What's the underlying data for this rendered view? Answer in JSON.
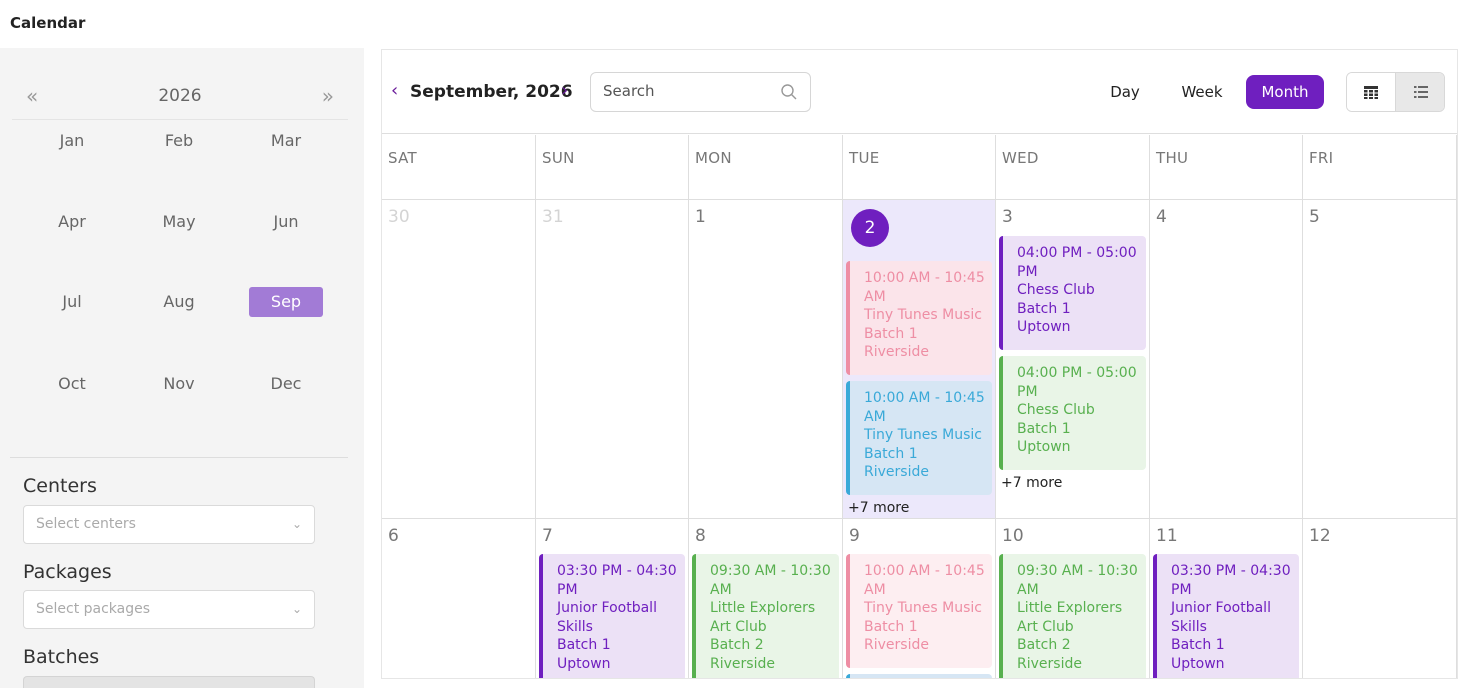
{
  "page": {
    "title": "Calendar"
  },
  "sidebar": {
    "year": "2026",
    "prev_year": "«",
    "next_year": "»",
    "months": [
      "Jan",
      "Feb",
      "Mar",
      "Apr",
      "May",
      "Jun",
      "Jul",
      "Aug",
      "Sep",
      "Oct",
      "Nov",
      "Dec"
    ],
    "selected_month": "Sep",
    "filters": {
      "centers": {
        "label": "Centers",
        "placeholder": "Select centers"
      },
      "packages": {
        "label": "Packages",
        "placeholder": "Select packages"
      },
      "batches": {
        "label": "Batches"
      }
    }
  },
  "toolbar": {
    "prev": "‹",
    "next": "›",
    "month_title": "September, 2026",
    "search_placeholder": "Search",
    "views": {
      "day": "Day",
      "week": "Week",
      "month": "Month"
    },
    "active_view": "Month"
  },
  "calendar": {
    "weekdays": [
      "SAT",
      "SUN",
      "MON",
      "TUE",
      "WED",
      "THU",
      "FRI"
    ],
    "week1": [
      "30",
      "31",
      "1",
      "2",
      "3",
      "4",
      "5"
    ],
    "week2": [
      "6",
      "7",
      "8",
      "9",
      "10",
      "11",
      "12"
    ],
    "more": {
      "tue_2": "+7 more",
      "wed_3": "+7 more"
    },
    "events": {
      "tue2_a": {
        "time1": "10:00 AM - 10:45",
        "time2": "AM",
        "name": "Tiny Tunes Music",
        "batch": "Batch 1",
        "center": "Riverside"
      },
      "tue2_b": {
        "time1": "10:00 AM - 10:45",
        "time2": "AM",
        "name": "Tiny Tunes Music",
        "batch": "Batch 1",
        "center": "Riverside"
      },
      "wed3_a": {
        "time1": "04:00 PM - 05:00",
        "time2": "PM",
        "name": "Chess Club",
        "batch": "Batch 1",
        "center": "Uptown"
      },
      "wed3_b": {
        "time1": "04:00 PM - 05:00",
        "time2": "PM",
        "name": "Chess Club",
        "batch": "Batch 1",
        "center": "Uptown"
      },
      "sun7": {
        "time1": "03:30 PM - 04:30",
        "time2": "PM",
        "name": "Junior Football",
        "name2": "Skills",
        "batch": "Batch 1",
        "center": "Uptown"
      },
      "mon8": {
        "time1": "09:30 AM - 10:30",
        "time2": "AM",
        "name": "Little Explorers",
        "name2": "Art Club",
        "batch": "Batch 2",
        "center": "Riverside"
      },
      "tue9": {
        "time1": "10:00 AM - 10:45",
        "time2": "AM",
        "name": "Tiny Tunes Music",
        "batch": "Batch 1",
        "center": "Riverside"
      },
      "wed10": {
        "time1": "09:30 AM - 10:30",
        "time2": "AM",
        "name": "Little Explorers",
        "name2": "Art Club",
        "batch": "Batch 2",
        "center": "Riverside"
      },
      "thu11": {
        "time1": "03:30 PM - 04:30",
        "time2": "PM",
        "name": "Junior Football",
        "name2": "Skills",
        "batch": "Batch 1",
        "center": "Uptown"
      }
    }
  },
  "colors": {
    "accent": "#6f1fbf",
    "selected_month": "#a27bd6",
    "today_bg": "#ece8fb",
    "event_purple": "#6f1fbf",
    "event_green": "#58b04f",
    "event_pink": "#ee8ea4",
    "event_blue": "#3aa9d8"
  },
  "icons": {
    "search": "search-icon",
    "grid_view": "calendar-grid-icon",
    "list_view": "list-icon",
    "dropdown": "chevron-down-icon"
  }
}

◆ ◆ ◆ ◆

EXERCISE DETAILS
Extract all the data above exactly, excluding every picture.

FINAL ANSWER
What's the underlying data for this rendered view? Answer in JSON.
{
  "page": {
    "title": "Calendar"
  },
  "sidebar": {
    "year": "2026",
    "prev_year": "«",
    "next_year": "»",
    "months": [
      "Jan",
      "Feb",
      "Mar",
      "Apr",
      "May",
      "Jun",
      "Jul",
      "Aug",
      "Sep",
      "Oct",
      "Nov",
      "Dec"
    ],
    "selected_month": "Sep",
    "filters": {
      "centers": {
        "label": "Centers",
        "placeholder": "Select centers"
      },
      "packages": {
        "label": "Packages",
        "placeholder": "Select packages"
      },
      "batches": {
        "label": "Batches"
      }
    }
  },
  "toolbar": {
    "prev": "‹",
    "next": "›",
    "month_title": "September, 2026",
    "search_placeholder": "Search",
    "views": {
      "day": "Day",
      "week": "Week",
      "month": "Month"
    },
    "active_view": "Month"
  },
  "calendar": {
    "weekdays": [
      "SAT",
      "SUN",
      "MON",
      "TUE",
      "WED",
      "THU",
      "FRI"
    ],
    "week1": [
      "30",
      "31",
      "1",
      "2",
      "3",
      "4",
      "5"
    ],
    "week2": [
      "6",
      "7",
      "8",
      "9",
      "10",
      "11",
      "12"
    ],
    "more": {
      "tue_2": "+7 more",
      "wed_3": "+7 more"
    },
    "events": {
      "tue2_a": {
        "time1": "10:00 AM - 10:45",
        "time2": "AM",
        "name": "Tiny Tunes Music",
        "batch": "Batch 1",
        "center": "Riverside"
      },
      "tue2_b": {
        "time1": "10:00 AM - 10:45",
        "time2": "AM",
        "name": "Tiny Tunes Music",
        "batch": "Batch 1",
        "center": "Riverside"
      },
      "wed3_a": {
        "time1": "04:00 PM - 05:00",
        "time2": "PM",
        "name": "Chess Club",
        "batch": "Batch 1",
        "center": "Uptown"
      },
      "wed3_b": {
        "time1": "04:00 PM - 05:00",
        "time2": "PM",
        "name": "Chess Club",
        "batch": "Batch 1",
        "center": "Uptown"
      },
      "sun7": {
        "time1": "03:30 PM - 04:30",
        "time2": "PM",
        "name": "Junior Football",
        "name2": "Skills",
        "batch": "Batch 1",
        "center": "Uptown"
      },
      "mon8": {
        "time1": "09:30 AM - 10:30",
        "time2": "AM",
        "name": "Little Explorers",
        "name2": "Art Club",
        "batch": "Batch 2",
        "center": "Riverside"
      },
      "tue9": {
        "time1": "10:00 AM - 10:45",
        "time2": "AM",
        "name": "Tiny Tunes Music",
        "batch": "Batch 1",
        "center": "Riverside"
      },
      "wed10": {
        "time1": "09:30 AM - 10:30",
        "time2": "AM",
        "name": "Little Explorers",
        "name2": "Art Club",
        "batch": "Batch 2",
        "center": "Riverside"
      },
      "thu11": {
        "time1": "03:30 PM - 04:30",
        "time2": "PM",
        "name": "Junior Football",
        "name2": "Skills",
        "batch": "Batch 1",
        "center": "Uptown"
      }
    }
  },
  "colors": {
    "accent": "#6f1fbf",
    "selected_month": "#a27bd6",
    "today_bg": "#ece8fb",
    "event_purple": "#6f1fbf",
    "event_green": "#58b04f",
    "event_pink": "#ee8ea4",
    "event_blue": "#3aa9d8"
  },
  "icons": {
    "search": "search-icon",
    "grid_view": "calendar-grid-icon",
    "list_view": "list-icon",
    "dropdown": "chevron-down-icon"
  }
}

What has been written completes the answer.